### Problem to solve
Each line of the records that holds the word "target" should be copied out.

Web page and app entries:
|---|

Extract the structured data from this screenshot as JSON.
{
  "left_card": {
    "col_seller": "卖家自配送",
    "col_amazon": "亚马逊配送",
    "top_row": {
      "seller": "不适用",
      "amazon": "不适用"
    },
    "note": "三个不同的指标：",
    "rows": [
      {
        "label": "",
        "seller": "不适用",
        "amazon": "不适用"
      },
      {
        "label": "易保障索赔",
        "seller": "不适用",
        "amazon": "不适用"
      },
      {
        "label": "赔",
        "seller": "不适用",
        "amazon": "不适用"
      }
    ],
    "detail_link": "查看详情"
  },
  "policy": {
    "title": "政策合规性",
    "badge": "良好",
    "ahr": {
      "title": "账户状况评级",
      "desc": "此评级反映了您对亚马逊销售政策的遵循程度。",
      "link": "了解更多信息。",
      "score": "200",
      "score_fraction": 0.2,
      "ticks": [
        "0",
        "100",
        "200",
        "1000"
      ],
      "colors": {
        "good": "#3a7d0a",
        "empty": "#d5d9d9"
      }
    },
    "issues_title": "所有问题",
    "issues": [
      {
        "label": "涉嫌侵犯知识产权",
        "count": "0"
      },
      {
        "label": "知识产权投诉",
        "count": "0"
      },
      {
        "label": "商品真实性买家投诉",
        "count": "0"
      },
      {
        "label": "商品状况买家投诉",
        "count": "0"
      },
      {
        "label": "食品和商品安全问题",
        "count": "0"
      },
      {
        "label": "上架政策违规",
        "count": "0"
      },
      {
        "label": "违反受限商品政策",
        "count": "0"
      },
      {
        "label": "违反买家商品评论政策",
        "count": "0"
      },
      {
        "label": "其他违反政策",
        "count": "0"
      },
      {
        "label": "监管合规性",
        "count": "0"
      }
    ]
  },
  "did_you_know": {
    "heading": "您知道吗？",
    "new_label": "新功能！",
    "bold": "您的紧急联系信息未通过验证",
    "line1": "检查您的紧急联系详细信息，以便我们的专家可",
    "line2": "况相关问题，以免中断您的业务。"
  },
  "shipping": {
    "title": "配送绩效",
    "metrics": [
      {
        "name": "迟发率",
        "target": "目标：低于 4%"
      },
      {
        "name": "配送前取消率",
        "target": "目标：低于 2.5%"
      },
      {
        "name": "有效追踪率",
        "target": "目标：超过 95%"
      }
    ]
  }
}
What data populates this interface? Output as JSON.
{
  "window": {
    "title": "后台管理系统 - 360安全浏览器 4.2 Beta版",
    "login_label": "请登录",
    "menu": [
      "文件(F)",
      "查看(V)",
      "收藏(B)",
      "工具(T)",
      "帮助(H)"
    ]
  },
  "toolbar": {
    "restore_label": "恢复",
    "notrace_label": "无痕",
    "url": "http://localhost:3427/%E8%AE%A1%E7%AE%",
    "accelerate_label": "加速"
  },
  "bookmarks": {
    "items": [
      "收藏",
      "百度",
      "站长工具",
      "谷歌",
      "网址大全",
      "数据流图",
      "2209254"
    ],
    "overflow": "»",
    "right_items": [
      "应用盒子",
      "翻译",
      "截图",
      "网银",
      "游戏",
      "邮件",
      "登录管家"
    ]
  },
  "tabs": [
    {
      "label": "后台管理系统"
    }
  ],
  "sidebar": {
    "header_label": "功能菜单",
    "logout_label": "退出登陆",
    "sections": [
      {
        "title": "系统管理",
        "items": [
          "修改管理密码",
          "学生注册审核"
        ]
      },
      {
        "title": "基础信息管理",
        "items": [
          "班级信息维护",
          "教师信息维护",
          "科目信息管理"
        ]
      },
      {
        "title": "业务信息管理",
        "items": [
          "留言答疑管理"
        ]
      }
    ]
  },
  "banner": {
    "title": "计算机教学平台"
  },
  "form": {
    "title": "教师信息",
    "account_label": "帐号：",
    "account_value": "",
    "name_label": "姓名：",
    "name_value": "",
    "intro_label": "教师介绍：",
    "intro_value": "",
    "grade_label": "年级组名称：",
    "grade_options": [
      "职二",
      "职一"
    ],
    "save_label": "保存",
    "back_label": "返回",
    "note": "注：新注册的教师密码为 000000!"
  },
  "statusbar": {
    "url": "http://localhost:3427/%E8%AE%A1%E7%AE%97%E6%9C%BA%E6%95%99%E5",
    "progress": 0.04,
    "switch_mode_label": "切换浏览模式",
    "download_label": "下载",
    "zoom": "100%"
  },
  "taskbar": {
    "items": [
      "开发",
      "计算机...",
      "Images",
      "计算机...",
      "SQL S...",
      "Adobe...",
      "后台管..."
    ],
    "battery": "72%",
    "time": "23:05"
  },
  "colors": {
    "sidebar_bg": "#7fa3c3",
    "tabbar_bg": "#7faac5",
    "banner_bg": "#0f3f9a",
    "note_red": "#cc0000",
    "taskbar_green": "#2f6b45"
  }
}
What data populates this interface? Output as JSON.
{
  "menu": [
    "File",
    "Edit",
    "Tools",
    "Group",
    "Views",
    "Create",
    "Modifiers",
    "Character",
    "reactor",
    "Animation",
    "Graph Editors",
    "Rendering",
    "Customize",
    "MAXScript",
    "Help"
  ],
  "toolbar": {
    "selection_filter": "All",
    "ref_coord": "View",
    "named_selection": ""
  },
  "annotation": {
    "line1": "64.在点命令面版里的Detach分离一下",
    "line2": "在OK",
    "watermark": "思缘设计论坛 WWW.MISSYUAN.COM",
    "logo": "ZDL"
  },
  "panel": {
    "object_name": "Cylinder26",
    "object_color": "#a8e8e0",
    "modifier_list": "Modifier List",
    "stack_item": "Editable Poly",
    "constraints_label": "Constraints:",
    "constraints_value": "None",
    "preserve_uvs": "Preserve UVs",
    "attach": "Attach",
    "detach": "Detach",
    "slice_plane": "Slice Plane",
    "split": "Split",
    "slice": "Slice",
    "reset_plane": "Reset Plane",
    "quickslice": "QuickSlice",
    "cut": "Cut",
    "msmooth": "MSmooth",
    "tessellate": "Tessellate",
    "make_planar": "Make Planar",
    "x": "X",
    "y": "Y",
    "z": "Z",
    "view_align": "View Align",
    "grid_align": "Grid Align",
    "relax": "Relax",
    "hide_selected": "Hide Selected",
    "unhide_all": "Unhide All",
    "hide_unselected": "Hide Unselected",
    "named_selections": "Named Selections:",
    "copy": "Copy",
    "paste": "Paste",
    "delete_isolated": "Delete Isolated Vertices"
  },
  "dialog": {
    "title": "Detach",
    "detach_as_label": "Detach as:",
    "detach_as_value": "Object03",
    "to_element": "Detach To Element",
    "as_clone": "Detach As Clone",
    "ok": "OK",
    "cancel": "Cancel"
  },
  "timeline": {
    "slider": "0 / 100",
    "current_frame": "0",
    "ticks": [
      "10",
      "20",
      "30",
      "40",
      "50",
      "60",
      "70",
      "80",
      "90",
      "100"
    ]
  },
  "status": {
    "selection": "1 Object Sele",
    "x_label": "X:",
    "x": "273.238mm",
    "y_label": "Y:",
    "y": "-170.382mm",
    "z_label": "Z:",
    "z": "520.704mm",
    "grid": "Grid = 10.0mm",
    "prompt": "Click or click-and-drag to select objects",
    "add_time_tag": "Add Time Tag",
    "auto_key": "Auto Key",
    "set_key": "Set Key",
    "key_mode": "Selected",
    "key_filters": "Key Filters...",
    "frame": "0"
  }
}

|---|

### Solution for this exercise
        "target": "目标：低于 4%"
        "target": "目标：低于 2.5%"
        "target": "目标：超过 95%"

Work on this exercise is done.